It’s a relatively simple idea. We all just never mention race and do all we can to not think about it. Theoretically, that’s how society should be in the future. No one will mention race, because what’s there to say about it? “Of course you don’t make judgments based on the melanin in one’s epidermis. That’s just asinine.” So we’ll be acting like the people we one day hope to be.
I know it’s not a perfect idea. There is real racism out there, and that means we’ll just ignore it and try not to be racist ourselves. Because what’s the alternative? We talk it out? That hasn’t really been working lately either.
Also, not talking about race will be a bigger adjustment for some than for others.
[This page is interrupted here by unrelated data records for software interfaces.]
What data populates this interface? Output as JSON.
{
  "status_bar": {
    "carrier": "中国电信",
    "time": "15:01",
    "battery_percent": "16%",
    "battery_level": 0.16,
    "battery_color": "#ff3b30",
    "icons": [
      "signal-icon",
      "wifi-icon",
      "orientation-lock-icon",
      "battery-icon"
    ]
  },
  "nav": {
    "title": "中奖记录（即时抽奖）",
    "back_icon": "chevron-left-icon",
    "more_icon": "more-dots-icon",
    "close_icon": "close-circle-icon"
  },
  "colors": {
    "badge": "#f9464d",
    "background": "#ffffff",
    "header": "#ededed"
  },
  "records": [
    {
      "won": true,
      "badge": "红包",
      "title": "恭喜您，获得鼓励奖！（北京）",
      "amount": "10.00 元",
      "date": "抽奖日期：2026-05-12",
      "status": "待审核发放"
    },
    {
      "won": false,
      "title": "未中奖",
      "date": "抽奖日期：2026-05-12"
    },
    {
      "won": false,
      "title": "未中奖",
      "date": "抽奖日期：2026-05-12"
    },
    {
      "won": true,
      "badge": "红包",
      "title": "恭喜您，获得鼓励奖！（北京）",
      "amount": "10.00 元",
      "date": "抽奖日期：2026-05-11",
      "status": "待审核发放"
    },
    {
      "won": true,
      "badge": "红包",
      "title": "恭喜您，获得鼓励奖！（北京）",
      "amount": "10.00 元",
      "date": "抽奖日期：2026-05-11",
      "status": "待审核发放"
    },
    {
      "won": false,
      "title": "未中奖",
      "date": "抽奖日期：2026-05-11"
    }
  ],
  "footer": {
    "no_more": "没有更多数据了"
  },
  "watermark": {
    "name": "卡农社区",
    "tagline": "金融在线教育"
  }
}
Presumably, Al Sharpton will starve to death. But his will hopefully be a sacrifice toward a better, more functional society.
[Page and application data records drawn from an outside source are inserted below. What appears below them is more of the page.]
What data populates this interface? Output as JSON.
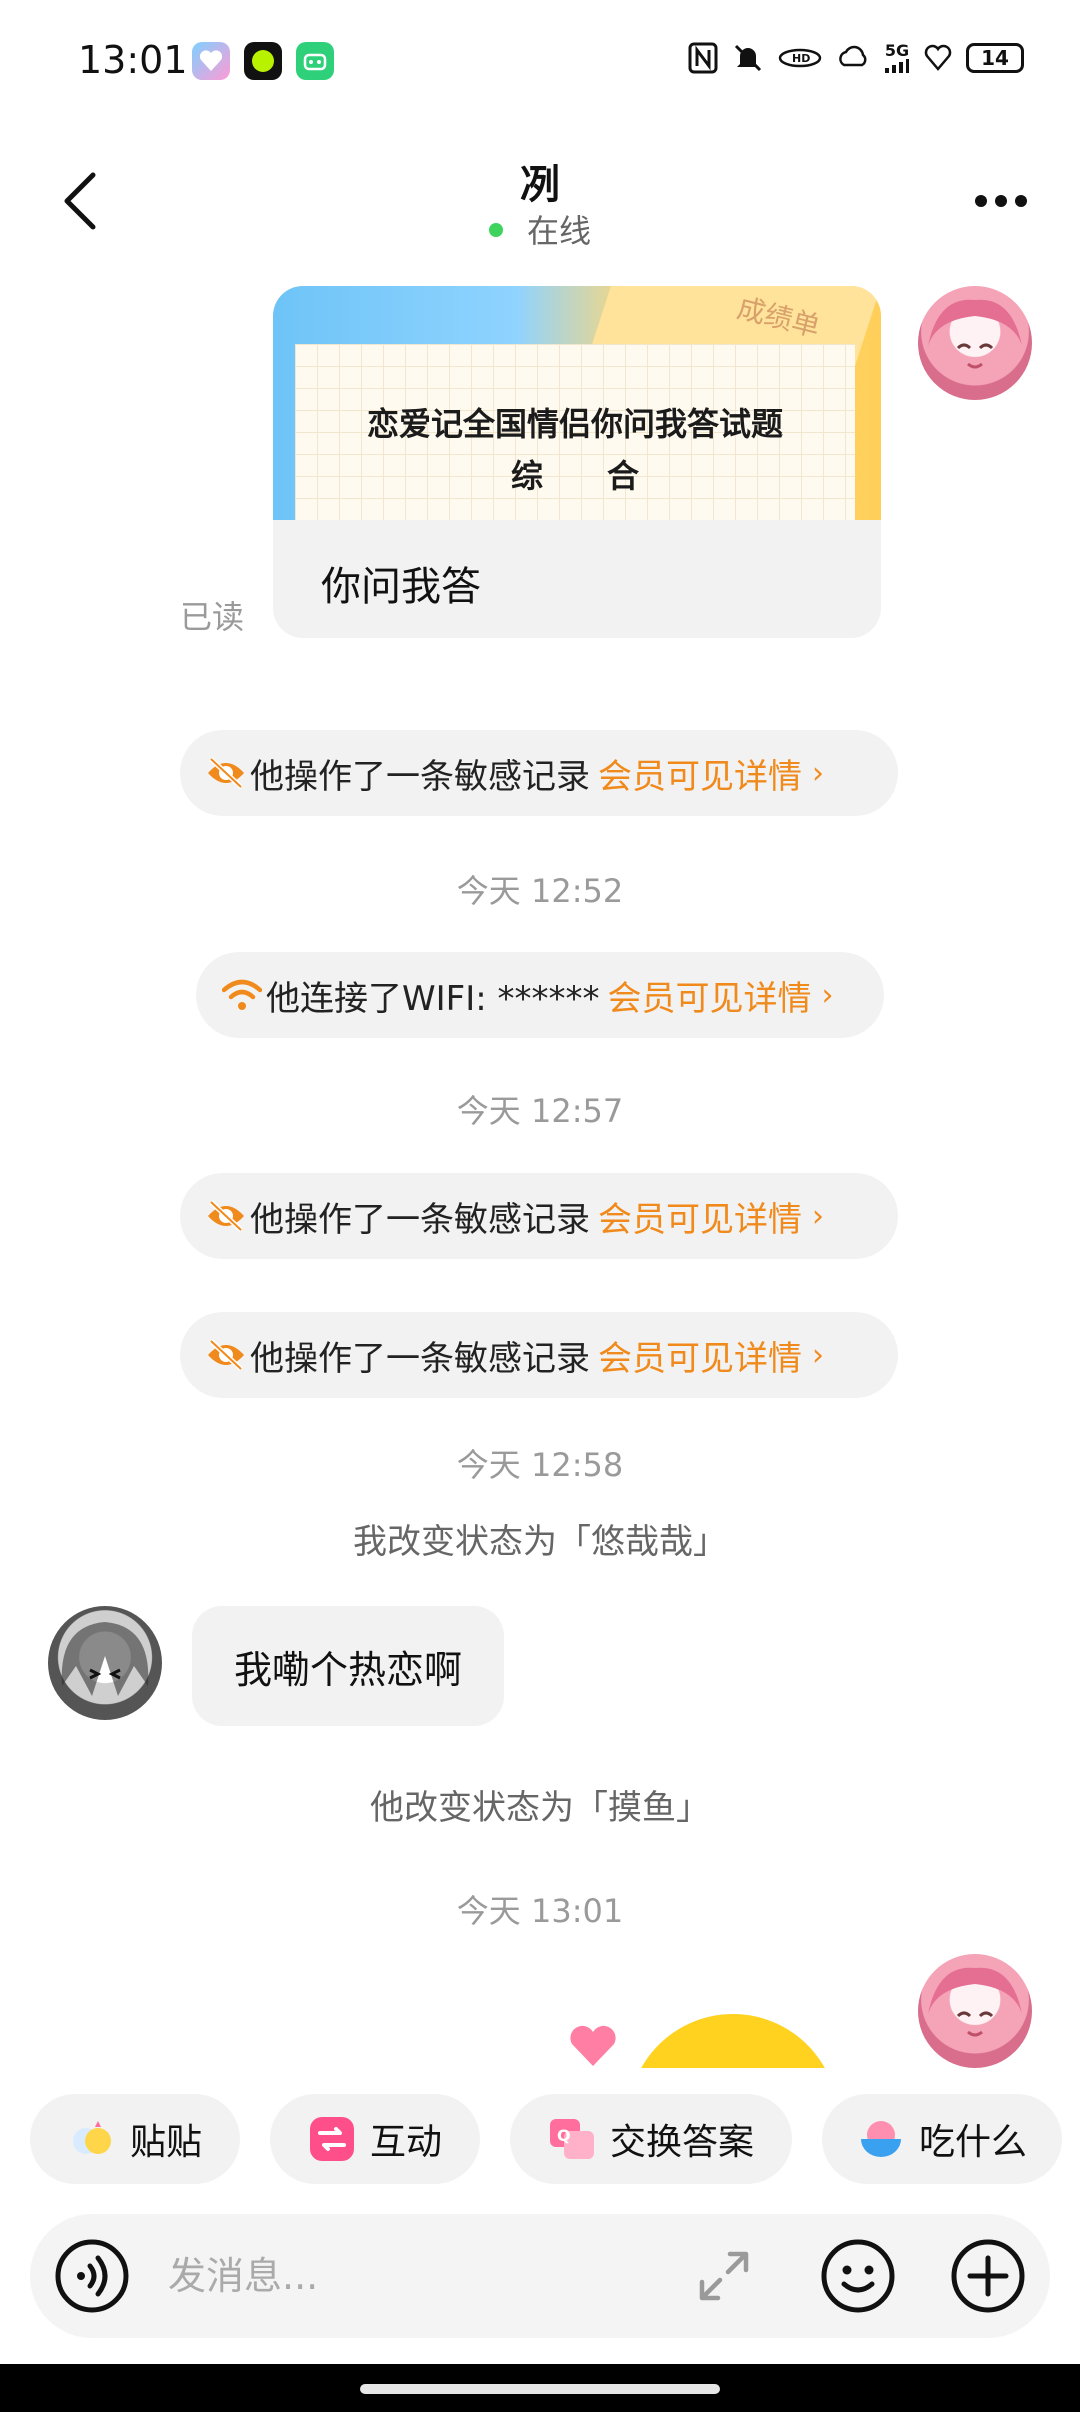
{
  "status_bar": {
    "time": "13:01",
    "network": "5G",
    "battery": "14",
    "app_icons": [
      "heart-app-icon",
      "lime-dot-app-icon",
      "robot-app-icon"
    ],
    "system_icons": [
      "nfc-icon",
      "mute-bell-icon",
      "hd-icon",
      "weather-icon",
      "signal-icon",
      "heart-outline-icon"
    ]
  },
  "header": {
    "title": "冽",
    "presence": "在线",
    "presence_color": "#3dd35c"
  },
  "messages": {
    "quiz_card": {
      "tag": "成绩单",
      "title_line1": "恋爱记全国情侣你问我答试题",
      "title_line2": "综　　合",
      "caption": "你问我答",
      "read_label": "已读"
    },
    "sensitive_1": {
      "text": "他操作了一条敏感记录",
      "link": "会员可见详情",
      "chevron": "›"
    },
    "time_1": "今天 12:52",
    "wifi_1": {
      "text": "他连接了WIFI: ******",
      "link": "会员可见详情",
      "chevron": "›"
    },
    "time_2": "今天 12:57",
    "sensitive_2": {
      "text": "他操作了一条敏感记录",
      "link": "会员可见详情",
      "chevron": "›"
    },
    "sensitive_3": {
      "text": "他操作了一条敏感记录",
      "link": "会员可见详情",
      "chevron": "›"
    },
    "time_3": "今天 12:58",
    "my_status": "我改变状态为「悠哉哉」",
    "partner_bubble": "我嘞个热恋啊",
    "partner_status": "他改变状态为「摸鱼」",
    "time_4": "今天 13:01"
  },
  "quick_actions": [
    {
      "label": "贴贴",
      "icon": "cuddle-icon"
    },
    {
      "label": "互动",
      "icon": "interact-icon"
    },
    {
      "label": "交换答案",
      "icon": "exchange-answer-icon"
    },
    {
      "label": "吃什么",
      "icon": "food-bowl-icon"
    }
  ],
  "composer": {
    "placeholder": "发消息...",
    "value": ""
  },
  "colors": {
    "accent_orange": "#f08a1c",
    "pill_bg": "#f2f2f2",
    "timestamp": "#9a9a9a"
  }
}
I think the big problem is that we’re in this muddled middle area between a racist society and a post-racial society. We all really want to not be racist, but we don’t know how to take the next steps (for instance, there won’t be a National Association for the Advancement of Colored People in a post-racial society, but does that organization even have an exit strategy?). But I think the fight against racism has gotten to the point where it just keeps race constantly in people’s minds, which is counter-productive.
And I’m just speaking from my own experience here. My generation is one that everyone was going to do all they could to make sure wasn’t racist. As far as I remember, my first three years of American history in grade school were nothing but Harriet Tubman and Martin Luther King. And it really ingrained in me that racism was bad… while at the same time not exactly making me colorblind. I remember there was a time when I was really young and blissfully unaware of race and didn’t know to think differently of anyone, but then in school I was taught, “Remember: Black people have faced lots of discrimination. So when you see black people, think discrimination.” And while that’s well-intentioned, it doesn’t exactly cause one to see all races as the same.
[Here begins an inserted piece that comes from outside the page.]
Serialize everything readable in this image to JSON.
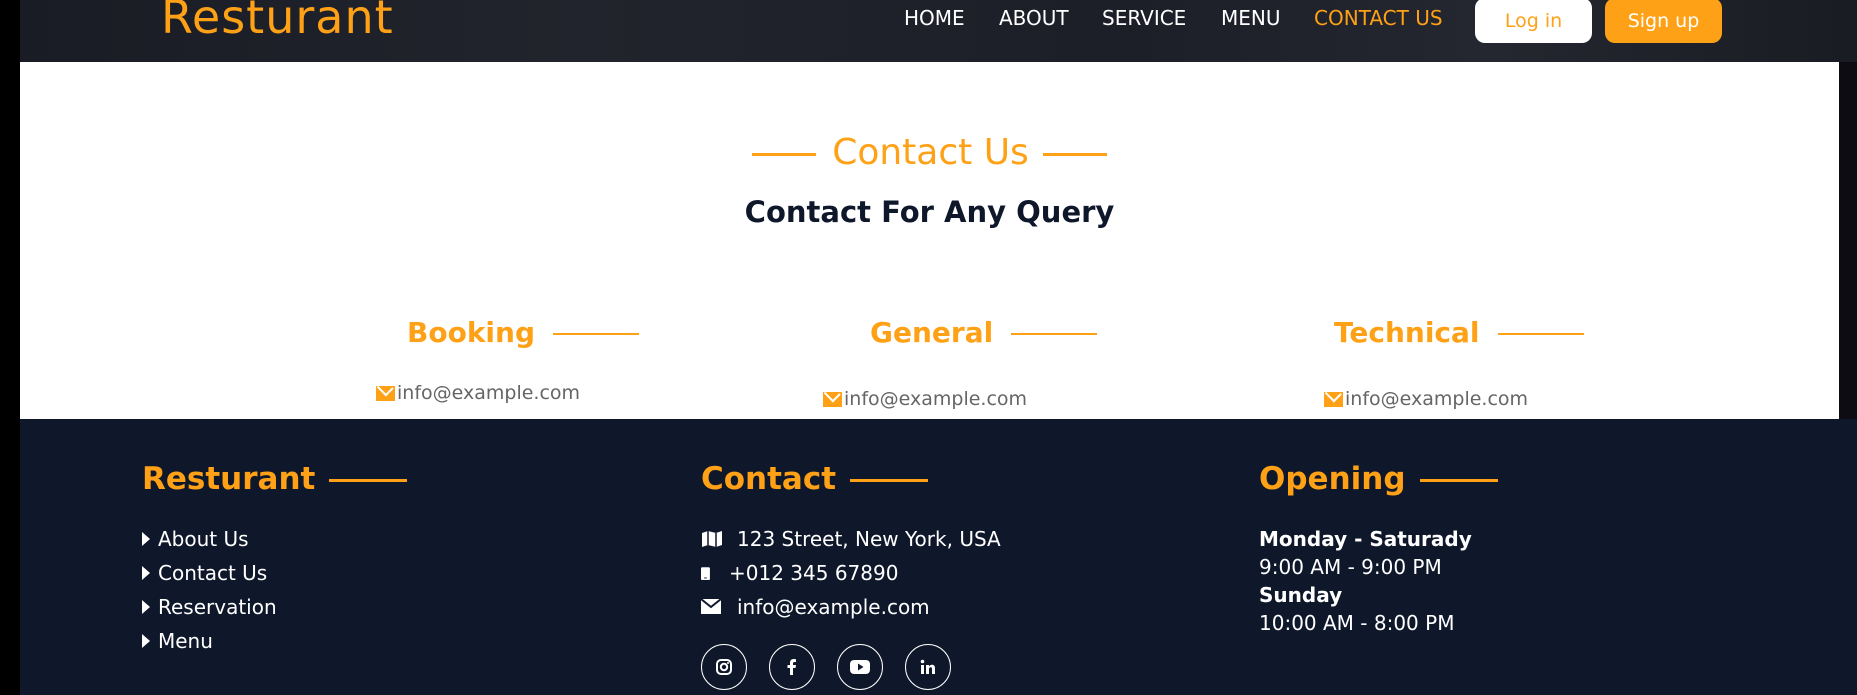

So that’s why maybe the only way to get from here to the future is a good shutting up on race. We should try to be as integrated as possible — but we should never mention that. In fact, the one place I think affirmative action is most needed is the one place that can still get away with having jobs where “blacks need not apply”: Hollywood. If they’re doing a piece set in Victorian England, you know no one other than white people will be cast. They need to stop that; even if it’s historically inaccurate, they need to have integrated races in all casts so that in movies and TV, we always see all the races getting along together — but never actually mention race. Because that is what we want to be — a society where everyone gets along and there is no reason to ever mention anything as insignificant as skin color.
So while it may be a hard pill to swallow, I think the only way forward is a national shutting up on race. I know this is easy for me to say as a white person, as I’ve never been as adversely affected by racism as others — in fact, I’m a little uncomfortable even talking about the subject. I think I’ll shut up now.
But hopefully everyone else will too.